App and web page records
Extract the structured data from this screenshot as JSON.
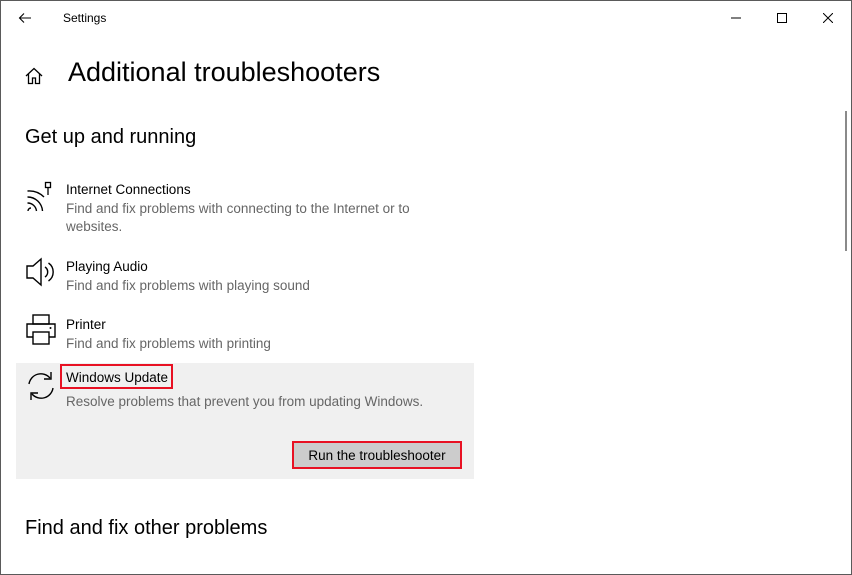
{
  "window": {
    "app_title": "Settings"
  },
  "page": {
    "title": "Additional troubleshooters"
  },
  "sections": {
    "get_up_running": "Get up and running",
    "find_fix_other": "Find and fix other problems"
  },
  "items": [
    {
      "name": "Internet Connections",
      "desc": "Find and fix problems with connecting to the Internet or to websites.",
      "icon": "wifi-network-icon"
    },
    {
      "name": "Playing Audio",
      "desc": "Find and fix problems with playing sound",
      "icon": "speaker-icon"
    },
    {
      "name": "Printer",
      "desc": "Find and fix problems with printing",
      "icon": "printer-icon"
    },
    {
      "name": "Windows Update",
      "desc": "Resolve problems that prevent you from updating Windows.",
      "icon": "sync-icon"
    }
  ],
  "actions": {
    "run_label": "Run the troubleshooter"
  },
  "colors": {
    "highlight": "#e81123",
    "selected_bg": "#f0f0f0",
    "button_bg": "#cccccc"
  }
}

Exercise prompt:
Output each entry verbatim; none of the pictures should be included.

Answer:
Extract the structured data from this screenshot as JSON.
{
  "window": {
    "app_title": "Settings"
  },
  "page": {
    "title": "Additional troubleshooters"
  },
  "sections": {
    "get_up_running": "Get up and running",
    "find_fix_other": "Find and fix other problems"
  },
  "items": [
    {
      "name": "Internet Connections",
      "desc": "Find and fix problems with connecting to the Internet or to websites.",
      "icon": "wifi-network-icon"
    },
    {
      "name": "Playing Audio",
      "desc": "Find and fix problems with playing sound",
      "icon": "speaker-icon"
    },
    {
      "name": "Printer",
      "desc": "Find and fix problems with printing",
      "icon": "printer-icon"
    },
    {
      "name": "Windows Update",
      "desc": "Resolve problems that prevent you from updating Windows.",
      "icon": "sync-icon"
    }
  ],
  "actions": {
    "run_label": "Run the troubleshooter"
  },
  "colors": {
    "highlight": "#e81123",
    "selected_bg": "#f0f0f0",
    "button_bg": "#cccccc"
  }
}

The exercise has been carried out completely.